**** Source data ****
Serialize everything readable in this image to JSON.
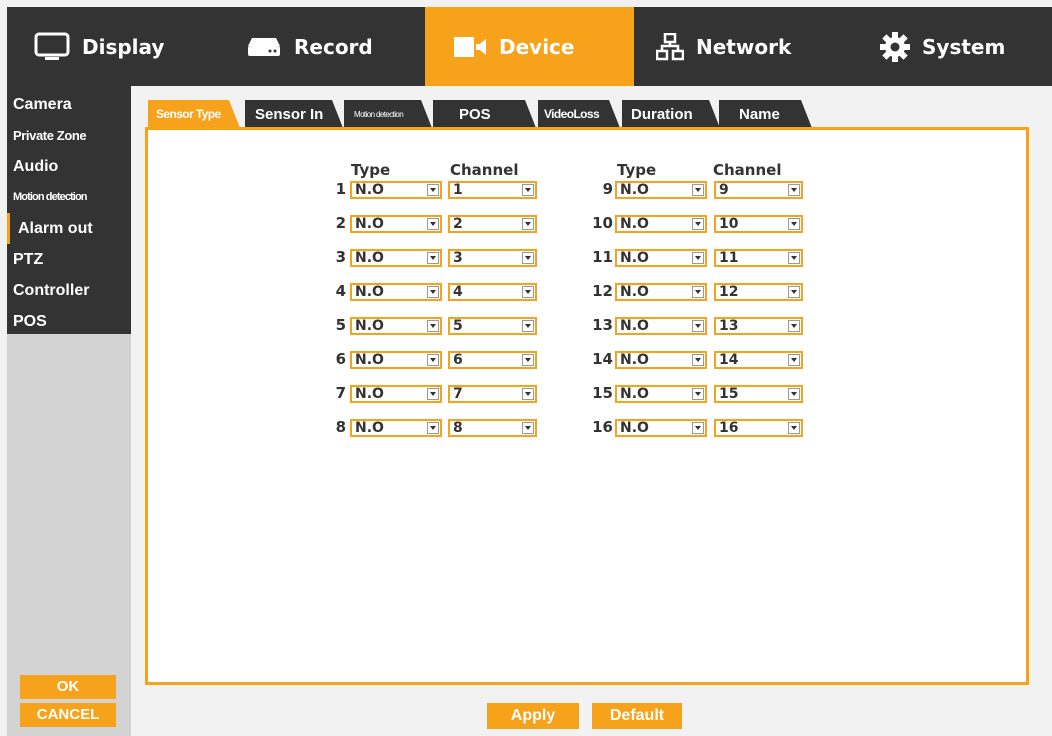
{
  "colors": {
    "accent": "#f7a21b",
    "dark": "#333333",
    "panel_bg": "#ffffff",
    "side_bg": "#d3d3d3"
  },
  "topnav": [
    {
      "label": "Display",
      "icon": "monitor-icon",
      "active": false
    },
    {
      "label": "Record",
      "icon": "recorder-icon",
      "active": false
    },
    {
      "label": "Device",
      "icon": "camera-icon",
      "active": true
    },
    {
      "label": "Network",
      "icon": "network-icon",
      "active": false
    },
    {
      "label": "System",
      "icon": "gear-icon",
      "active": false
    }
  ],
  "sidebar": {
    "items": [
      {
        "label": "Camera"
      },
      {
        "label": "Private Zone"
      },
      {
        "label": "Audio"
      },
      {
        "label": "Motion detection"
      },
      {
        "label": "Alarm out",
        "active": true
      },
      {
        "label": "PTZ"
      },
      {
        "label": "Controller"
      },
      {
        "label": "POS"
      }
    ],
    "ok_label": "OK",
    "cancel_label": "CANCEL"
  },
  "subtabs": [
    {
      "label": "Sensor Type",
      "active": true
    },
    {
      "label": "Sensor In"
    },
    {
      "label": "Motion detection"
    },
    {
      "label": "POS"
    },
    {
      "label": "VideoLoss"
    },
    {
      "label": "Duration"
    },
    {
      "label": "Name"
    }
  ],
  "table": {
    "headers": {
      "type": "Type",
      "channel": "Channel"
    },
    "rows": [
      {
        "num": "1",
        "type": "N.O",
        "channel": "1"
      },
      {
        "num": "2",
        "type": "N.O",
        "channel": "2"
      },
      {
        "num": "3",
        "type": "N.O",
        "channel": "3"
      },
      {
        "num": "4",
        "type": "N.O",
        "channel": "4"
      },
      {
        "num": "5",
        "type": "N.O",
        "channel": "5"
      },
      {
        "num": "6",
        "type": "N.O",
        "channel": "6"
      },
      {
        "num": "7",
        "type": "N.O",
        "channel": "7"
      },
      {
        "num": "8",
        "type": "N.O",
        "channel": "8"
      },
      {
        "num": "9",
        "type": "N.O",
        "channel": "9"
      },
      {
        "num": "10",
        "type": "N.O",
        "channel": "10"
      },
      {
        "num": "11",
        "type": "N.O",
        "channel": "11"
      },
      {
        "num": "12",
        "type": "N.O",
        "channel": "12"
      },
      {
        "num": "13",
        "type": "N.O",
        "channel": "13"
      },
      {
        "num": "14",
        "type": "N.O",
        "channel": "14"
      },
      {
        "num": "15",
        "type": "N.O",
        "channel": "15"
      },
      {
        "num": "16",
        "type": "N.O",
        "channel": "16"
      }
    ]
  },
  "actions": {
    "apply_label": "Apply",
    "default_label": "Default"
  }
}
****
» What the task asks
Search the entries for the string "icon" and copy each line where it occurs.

» Reply to the exercise
      "icon": "monitor-icon",
      "icon": "recorder-icon",
      "icon": "camera-icon",
      "icon": "network-icon",
      "icon": "gear-icon",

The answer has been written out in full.